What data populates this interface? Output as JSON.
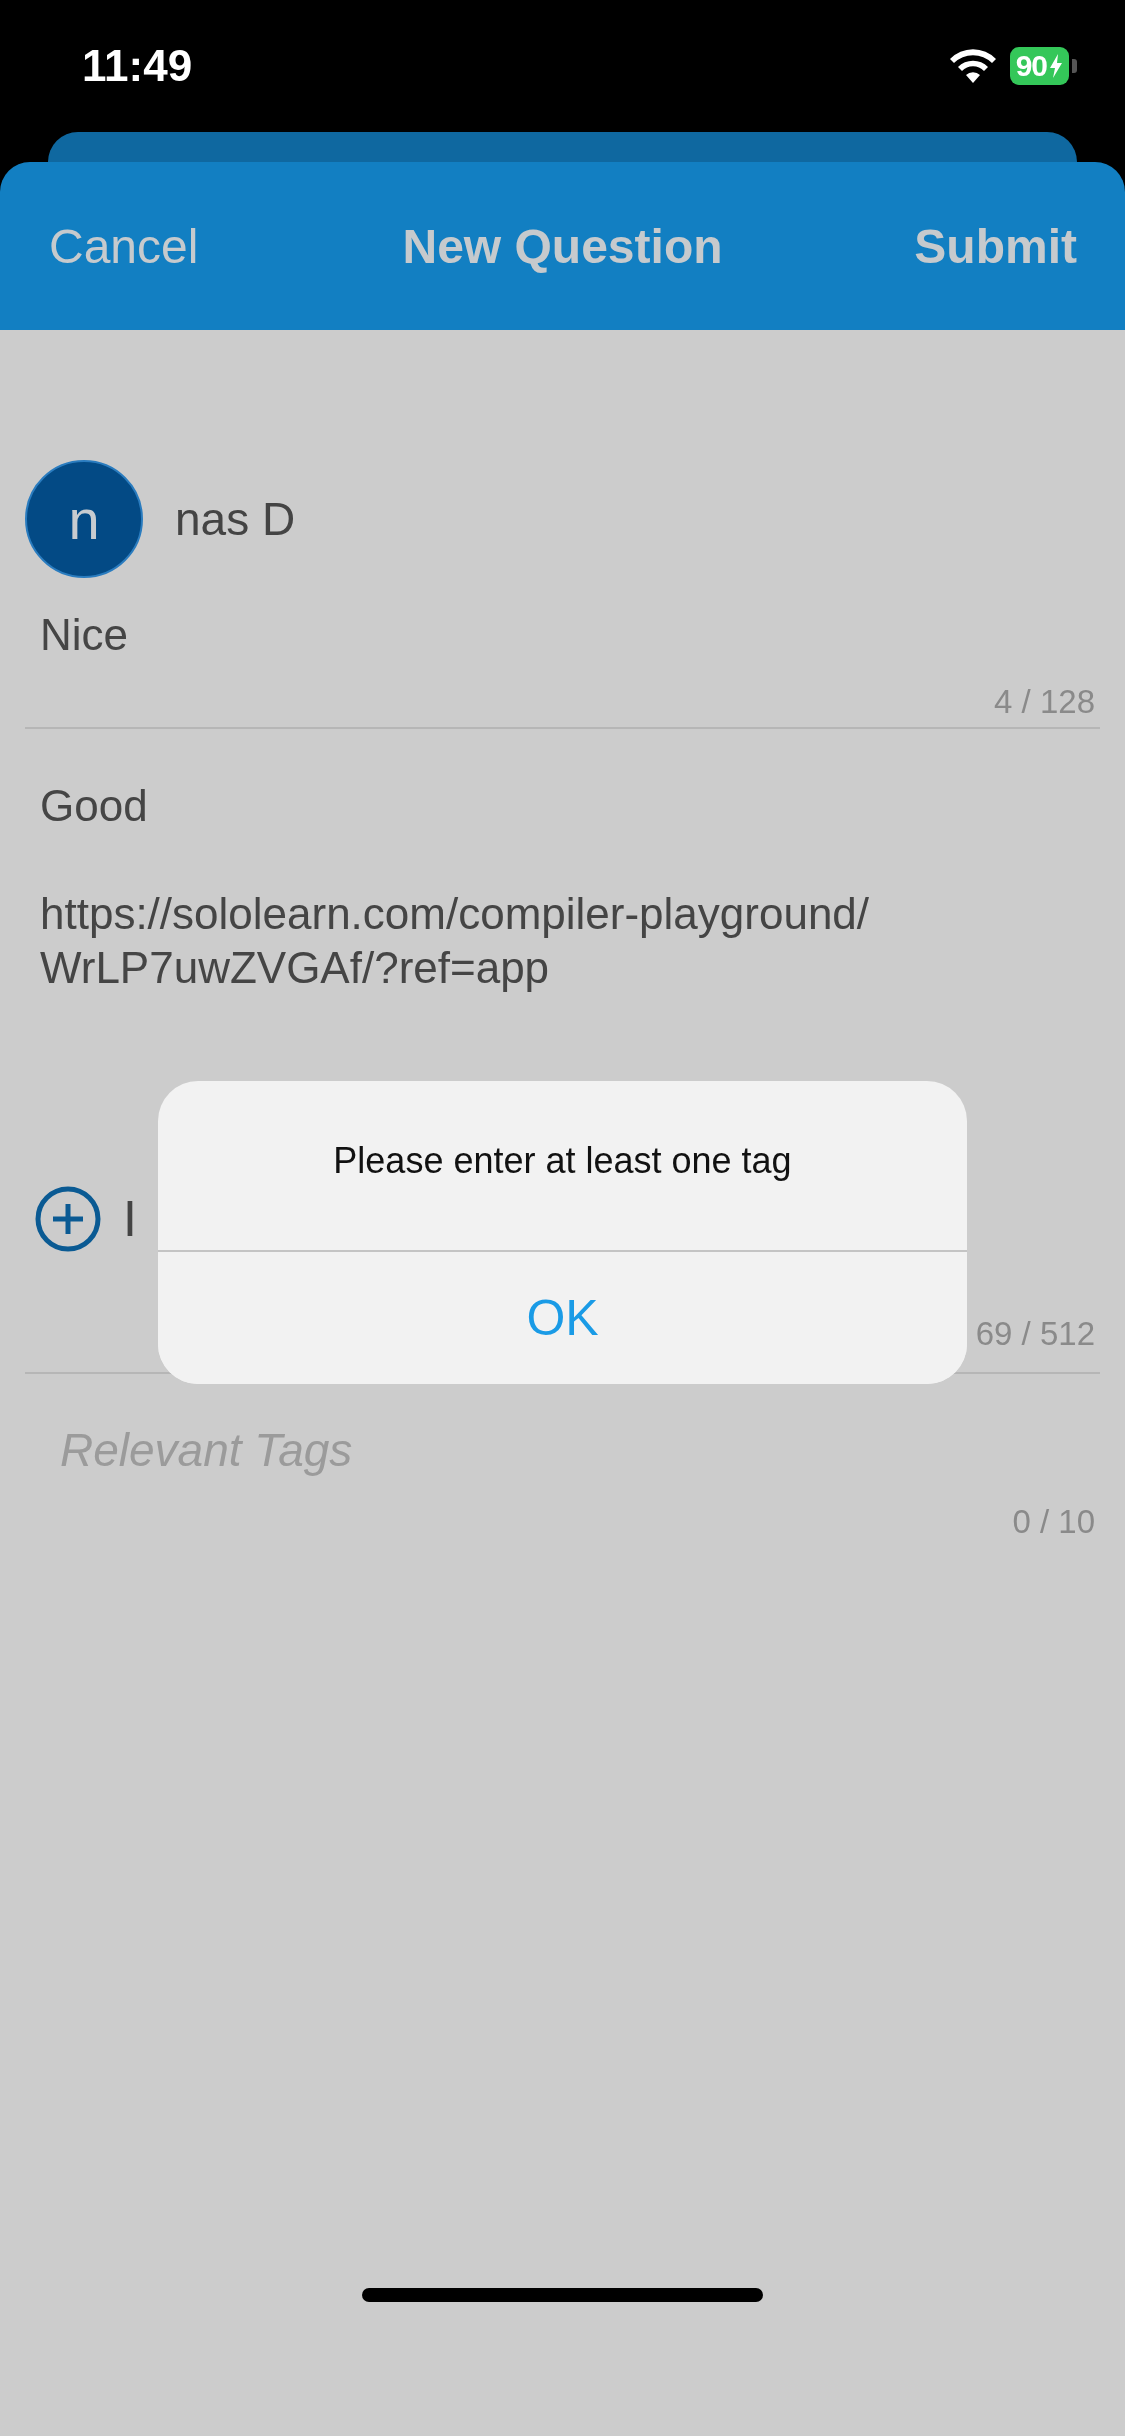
{
  "status_bar": {
    "time": "11:49",
    "battery": "90"
  },
  "nav": {
    "cancel": "Cancel",
    "title": "New Question",
    "submit": "Submit"
  },
  "author": {
    "initial": "n",
    "name": "nas D"
  },
  "title_field": {
    "value": "Nice",
    "counter": "4 / 128"
  },
  "body_field": {
    "value": "Good\n\nhttps://sololearn.com/compiler-playground/\nWrLP7uwZVGAf/?ref=app",
    "insert_label": "I",
    "counter": "69 / 512"
  },
  "tags_field": {
    "placeholder": "Relevant Tags",
    "counter": "0 / 10"
  },
  "alert": {
    "message": "Please enter at least one tag",
    "buttons": [
      "OK"
    ]
  }
}
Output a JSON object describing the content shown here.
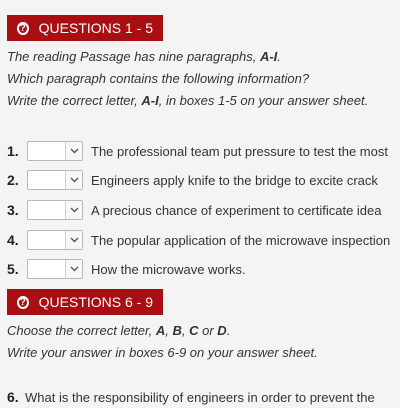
{
  "section1": {
    "title": "QUESTIONS 1 - 5",
    "instructions": {
      "line1_pre": "The reading Passage has nine paragraphs, ",
      "line1_bold": "A-I",
      "line1_post": ".",
      "line2": "Which paragraph contains the following information?",
      "line3_pre": "Write the correct letter, ",
      "line3_bold": "A-I",
      "line3_post": ", in boxes 1-5 on your answer sheet."
    },
    "questions": [
      {
        "num": "1.",
        "text": "The professional team put pressure to test the most"
      },
      {
        "num": "2.",
        "text": "Engineers apply knife to the bridge to excite crack"
      },
      {
        "num": "3.",
        "text": "A precious chance of experiment to certificate idea"
      },
      {
        "num": "4.",
        "text": "The popular application of the microwave inspection"
      },
      {
        "num": "5.",
        "text": "How the microwave works."
      }
    ]
  },
  "section2": {
    "title": "QUESTIONS 6 - 9",
    "instructions": {
      "line1_pre": "Choose the correct letter, ",
      "letter_a": "A",
      "sep1": ", ",
      "letter_b": "B",
      "sep2": ", ",
      "letter_c": "C",
      "or": " or ",
      "letter_d": "D",
      "line1_post": ".",
      "line2": "Write your answer in boxes 6-9 on your answer sheet."
    },
    "question6": {
      "num": "6.",
      "text": "What is the responsibility of engineers in order to prevent the"
    }
  },
  "colors": {
    "header_bg": "#a90f12",
    "page_bg": "#f4f4f4"
  },
  "icons": {
    "header": "question-circle-icon",
    "dropdown": "chevron-down-icon"
  }
}
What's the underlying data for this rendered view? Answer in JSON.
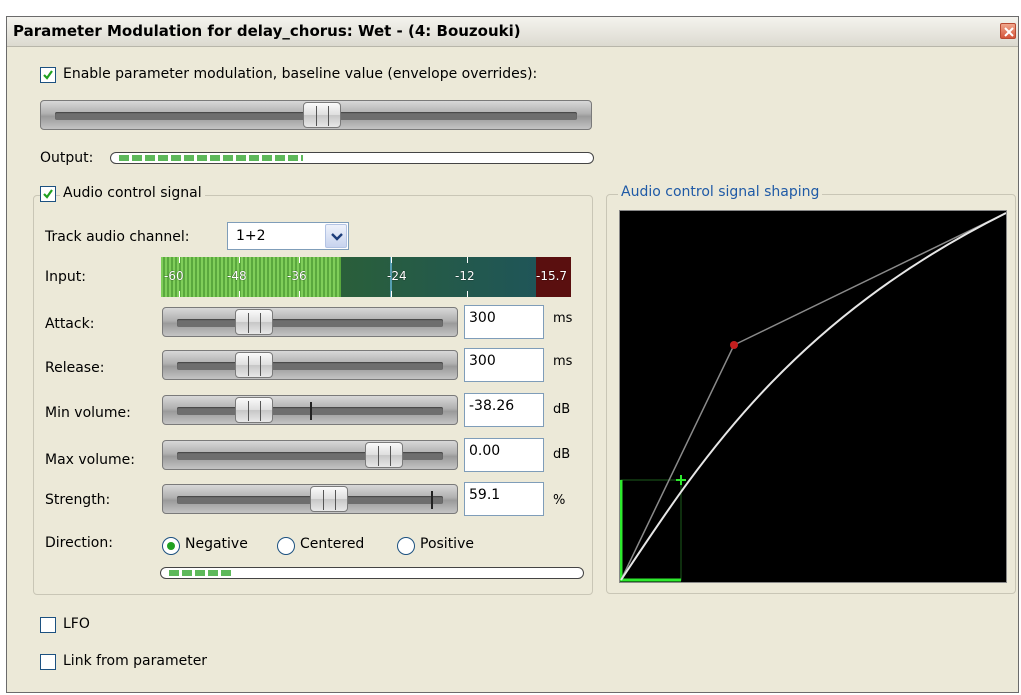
{
  "window": {
    "title": "Parameter Modulation for delay_chorus: Wet - (4: Bouzouki)"
  },
  "enable": {
    "label": "Enable parameter modulation, baseline value (envelope overrides):",
    "checked": true,
    "baseline_fraction": 0.5
  },
  "output": {
    "label": "Output:",
    "level_fraction": 0.38
  },
  "audio_control": {
    "label": "Audio control signal",
    "checked": true,
    "track_channel": {
      "label": "Track audio channel:",
      "value": "1+2"
    },
    "input": {
      "label": "Input:",
      "ticks": [
        "-60",
        "-48",
        "-36",
        "-24",
        "-12",
        "-15.7"
      ]
    },
    "attack": {
      "label": "Attack:",
      "value": "300",
      "unit": "ms"
    },
    "release": {
      "label": "Release:",
      "value": "300",
      "unit": "ms"
    },
    "min_volume": {
      "label": "Min volume:",
      "value": "-38.26",
      "unit": "dB"
    },
    "max_volume": {
      "label": "Max volume:",
      "value": "0.00",
      "unit": "dB"
    },
    "strength": {
      "label": "Strength:",
      "value": "59.1",
      "unit": "%"
    },
    "direction": {
      "label": "Direction:",
      "options": [
        "Negative",
        "Centered",
        "Positive"
      ],
      "selected": "Negative"
    },
    "direction_level_fraction": 0.2
  },
  "shaping": {
    "label": "Audio control signal shaping"
  },
  "lfo": {
    "label": "LFO",
    "checked": false
  },
  "link": {
    "label": "Link from parameter",
    "checked": false
  },
  "colors": {
    "accent": "#1f5aa6",
    "check": "#21a121",
    "meter_green": "#5db85a"
  }
}
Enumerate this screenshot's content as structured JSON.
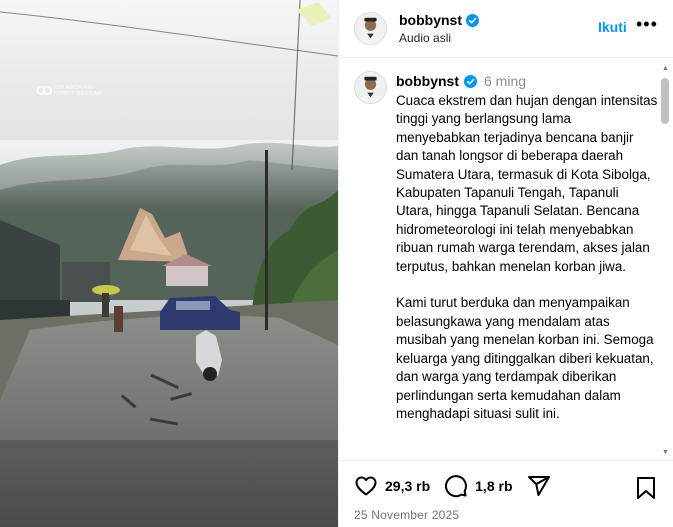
{
  "media": {
    "watermark_mark": "CO",
    "watermark_line1": "KOLABORASI",
    "watermark_line2": "SUMUT BERKAH"
  },
  "header": {
    "username": "bobbynst",
    "audio": "Audio asli",
    "follow_label": "Ikuti",
    "more_label": "•••"
  },
  "caption": {
    "username": "bobbynst",
    "age": "6 ming",
    "text": "Cuaca ekstrem dan hujan dengan intensitas tinggi yang berlangsung lama menyebabkan terjadinya bencana banjir dan tanah longsor di beberapa daerah Sumatera Utara, termasuk di Kota Sibolga, Kabupaten Tapanuli Tengah, Tapanuli Utara, hingga Tapanuli Selatan. Bencana hidrometeorologi ini telah menyebabkan ribuan rumah warga terendam, akses jalan terputus, bahkan menelan korban jiwa.\n\nKami turut berduka dan menyampaikan belasungkawa yang mendalam atas musibah yang menelan korban ini. Semoga keluarga yang ditinggalkan diberi kekuatan, dan warga yang terdampak diberikan perlindungan serta kemudahan dalam menghadapi situasi sulit ini."
  },
  "footer": {
    "likes": "29,3 rb",
    "comments": "1,8 rb",
    "date": "25 November 2025"
  },
  "colors": {
    "accent": "#0095f6",
    "verified": "#0095f6",
    "secondary_text": "#737373"
  },
  "icons": [
    "verified-badge-icon",
    "heart-icon",
    "comment-icon",
    "share-icon",
    "bookmark-icon",
    "more-icon",
    "scroll-up-icon",
    "scroll-down-icon"
  ]
}
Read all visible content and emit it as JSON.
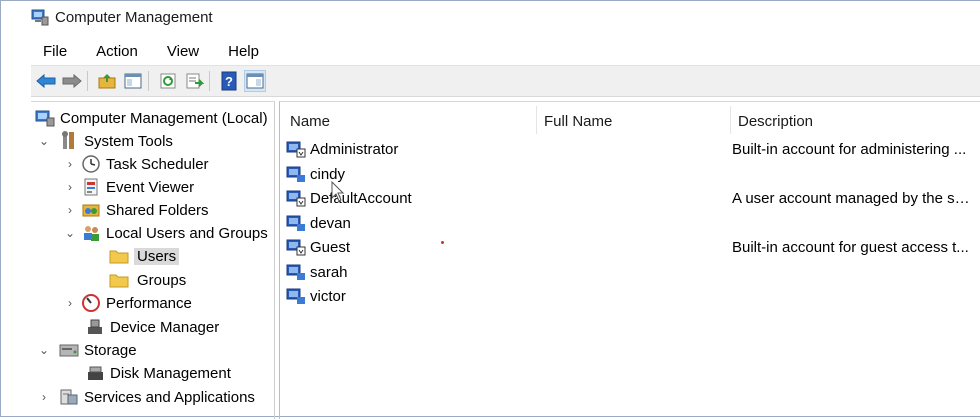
{
  "window": {
    "title": "Computer Management"
  },
  "menu": [
    "File",
    "Action",
    "View",
    "Help"
  ],
  "toolbar": {
    "buttons": [
      "back-arrow-icon",
      "forward-arrow-icon",
      "up-folder-icon",
      "show-hide-tree-icon",
      "refresh-icon",
      "export-list-icon",
      "help-icon",
      "action-pane-icon"
    ]
  },
  "tree": {
    "root": "Computer Management (Local)",
    "system_tools": "System Tools",
    "task_scheduler": "Task Scheduler",
    "event_viewer": "Event Viewer",
    "shared_folders": "Shared Folders",
    "local_users_groups": "Local Users and Groups",
    "users": "Users",
    "groups": "Groups",
    "performance": "Performance",
    "device_manager": "Device Manager",
    "storage": "Storage",
    "disk_management": "Disk Management",
    "services_apps": "Services and Applications"
  },
  "list": {
    "columns": {
      "name": "Name",
      "full_name": "Full Name",
      "description": "Description"
    },
    "rows": [
      {
        "name": "Administrator",
        "full_name": "",
        "description": "Built-in account for administering ..."
      },
      {
        "name": "cindy",
        "full_name": "",
        "description": ""
      },
      {
        "name": "DefaultAccount",
        "full_name": "",
        "description": "A user account managed by the sy..."
      },
      {
        "name": "devan",
        "full_name": "",
        "description": ""
      },
      {
        "name": "Guest",
        "full_name": "",
        "description": "Built-in account for guest access t..."
      },
      {
        "name": "sarah",
        "full_name": "",
        "description": ""
      },
      {
        "name": "victor",
        "full_name": "",
        "description": ""
      }
    ]
  },
  "colors": {
    "accent": "#2a6ebf",
    "selection": "#d9d9d9",
    "folder": "#f2c94c"
  }
}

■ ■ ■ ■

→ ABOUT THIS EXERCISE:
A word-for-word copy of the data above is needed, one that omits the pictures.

→ WORKED SOLUTION:
What data populates this interface? Output as JSON.
{
  "status_bar": {
    "time": "11:49",
    "battery": "90"
  },
  "nav": {
    "cancel": "Cancel",
    "title": "New Question",
    "submit": "Submit"
  },
  "author": {
    "initial": "n",
    "name": "nas D"
  },
  "title_field": {
    "value": "Nice",
    "counter": "4 / 128"
  },
  "body_field": {
    "value": "Good\n\nhttps://sololearn.com/compiler-playground/\nWrLP7uwZVGAf/?ref=app",
    "insert_label": "I",
    "counter": "69 / 512"
  },
  "tags_field": {
    "placeholder": "Relevant Tags",
    "counter": "0 / 10"
  },
  "alert": {
    "message": "Please enter at least one tag",
    "buttons": [
      "OK"
    ]
  }
}
Output a JSON object describing the content shown here.
{
  "section1": {
    "title": "QUESTIONS 1 - 5",
    "instructions": {
      "line1_pre": "The reading Passage has nine paragraphs, ",
      "line1_bold": "A-I",
      "line1_post": ".",
      "line2": "Which paragraph contains the following information?",
      "line3_pre": "Write the correct letter, ",
      "line3_bold": "A-I",
      "line3_post": ", in boxes 1-5 on your answer sheet."
    },
    "questions": [
      {
        "num": "1.",
        "text": "The professional team put pressure to test the most"
      },
      {
        "num": "2.",
        "text": "Engineers apply knife to the bridge to excite crack"
      },
      {
        "num": "3.",
        "text": "A precious chance of experiment to certificate idea"
      },
      {
        "num": "4.",
        "text": "The popular application of the microwave inspection"
      },
      {
        "num": "5.",
        "text": "How the microwave works."
      }
    ]
  },
  "section2": {
    "title": "QUESTIONS 6 - 9",
    "instructions": {
      "line1_pre": "Choose the correct letter, ",
      "letter_a": "A",
      "sep1": ", ",
      "letter_b": "B",
      "sep2": ", ",
      "letter_c": "C",
      "or": " or ",
      "letter_d": "D",
      "line1_post": ".",
      "line2": "Write your answer in boxes 6-9 on your answer sheet."
    },
    "question6": {
      "num": "6.",
      "text": "What is the responsibility of engineers in order to prevent the"
    }
  },
  "colors": {
    "header_bg": "#a90f12",
    "page_bg": "#f4f4f4"
  },
  "icons": {
    "header": "question-circle-icon",
    "dropdown": "chevron-down-icon"
  }
}
What's the underlying data for this rendered view? Answer in JSON.
{
  "window": {
    "title": "Parameter Modulation for delay_chorus: Wet - (4: Bouzouki)"
  },
  "enable": {
    "label": "Enable parameter modulation, baseline value (envelope overrides):",
    "checked": true,
    "baseline_fraction": 0.5
  },
  "output": {
    "label": "Output:",
    "level_fraction": 0.38
  },
  "audio_control": {
    "label": "Audio control signal",
    "checked": true,
    "track_channel": {
      "label": "Track audio channel:",
      "value": "1+2"
    },
    "input": {
      "label": "Input:",
      "ticks": [
        "-60",
        "-48",
        "-36",
        "-24",
        "-12",
        "-15.7"
      ]
    },
    "attack": {
      "label": "Attack:",
      "value": "300",
      "unit": "ms"
    },
    "release": {
      "label": "Release:",
      "value": "300",
      "unit": "ms"
    },
    "min_volume": {
      "label": "Min volume:",
      "value": "-38.26",
      "unit": "dB"
    },
    "max_volume": {
      "label": "Max volume:",
      "value": "0.00",
      "unit": "dB"
    },
    "strength": {
      "label": "Strength:",
      "value": "59.1",
      "unit": "%"
    },
    "direction": {
      "label": "Direction:",
      "options": [
        "Negative",
        "Centered",
        "Positive"
      ],
      "selected": "Negative"
    },
    "direction_level_fraction": 0.2
  },
  "shaping": {
    "label": "Audio control signal shaping"
  },
  "lfo": {
    "label": "LFO",
    "checked": false
  },
  "link": {
    "label": "Link from parameter",
    "checked": false
  },
  "colors": {
    "accent": "#1f5aa6",
    "check": "#21a121",
    "meter_green": "#5db85a"
  }
}
Enumerate this screenshot's content as structured JSON.
{
  "media": {
    "watermark_mark": "CO",
    "watermark_line1": "KOLABORASI",
    "watermark_line2": "SUMUT BERKAH"
  },
  "header": {
    "username": "bobbynst",
    "audio": "Audio asli",
    "follow_label": "Ikuti",
    "more_label": "•••"
  },
  "caption": {
    "username": "bobbynst",
    "age": "6 ming",
    "text": "Cuaca ekstrem dan hujan dengan intensitas tinggi yang berlangsung lama menyebabkan terjadinya bencana banjir dan tanah longsor di beberapa daerah Sumatera Utara, termasuk di Kota Sibolga, Kabupaten Tapanuli Tengah, Tapanuli Utara, hingga Tapanuli Selatan. Bencana hidrometeorologi ini telah menyebabkan ribuan rumah warga terendam, akses jalan terputus, bahkan menelan korban jiwa.\n\nKami turut berduka dan menyampaikan belasungkawa yang mendalam atas musibah yang menelan korban ini. Semoga keluarga yang ditinggalkan diberi kekuatan, dan warga yang terdampak diberikan perlindungan serta kemudahan dalam menghadapi situasi sulit ini."
  },
  "footer": {
    "likes": "29,3 rb",
    "comments": "1,8 rb",
    "date": "25 November 2025"
  },
  "colors": {
    "accent": "#0095f6",
    "verified": "#0095f6",
    "secondary_text": "#737373"
  },
  "icons": [
    "verified-badge-icon",
    "heart-icon",
    "comment-icon",
    "share-icon",
    "bookmark-icon",
    "more-icon",
    "scroll-up-icon",
    "scroll-down-icon"
  ]
}
Read all visible content and emit it as JSON.
{
  "window": {
    "title": "Computer Management"
  },
  "menu": [
    "File",
    "Action",
    "View",
    "Help"
  ],
  "toolbar": {
    "buttons": [
      "back-arrow-icon",
      "forward-arrow-icon",
      "up-folder-icon",
      "show-hide-tree-icon",
      "refresh-icon",
      "export-list-icon",
      "help-icon",
      "action-pane-icon"
    ]
  },
  "tree": {
    "root": "Computer Management (Local)",
    "system_tools": "System Tools",
    "task_scheduler": "Task Scheduler",
    "event_viewer": "Event Viewer",
    "shared_folders": "Shared Folders",
    "local_users_groups": "Local Users and Groups",
    "users": "Users",
    "groups": "Groups",
    "performance": "Performance",
    "device_manager": "Device Manager",
    "storage": "Storage",
    "disk_management": "Disk Management",
    "services_apps": "Services and Applications"
  },
  "list": {
    "columns": {
      "name": "Name",
      "full_name": "Full Name",
      "description": "Description"
    },
    "rows": [
      {
        "name": "Administrator",
        "full_name": "",
        "description": "Built-in account for administering ..."
      },
      {
        "name": "cindy",
        "full_name": "",
        "description": ""
      },
      {
        "name": "DefaultAccount",
        "full_name": "",
        "description": "A user account managed by the sy..."
      },
      {
        "name": "devan",
        "full_name": "",
        "description": ""
      },
      {
        "name": "Guest",
        "full_name": "",
        "description": "Built-in account for guest access t..."
      },
      {
        "name": "sarah",
        "full_name": "",
        "description": ""
      },
      {
        "name": "victor",
        "full_name": "",
        "description": ""
      }
    ]
  },
  "colors": {
    "accent": "#2a6ebf",
    "selection": "#d9d9d9",
    "folder": "#f2c94c"
  }
}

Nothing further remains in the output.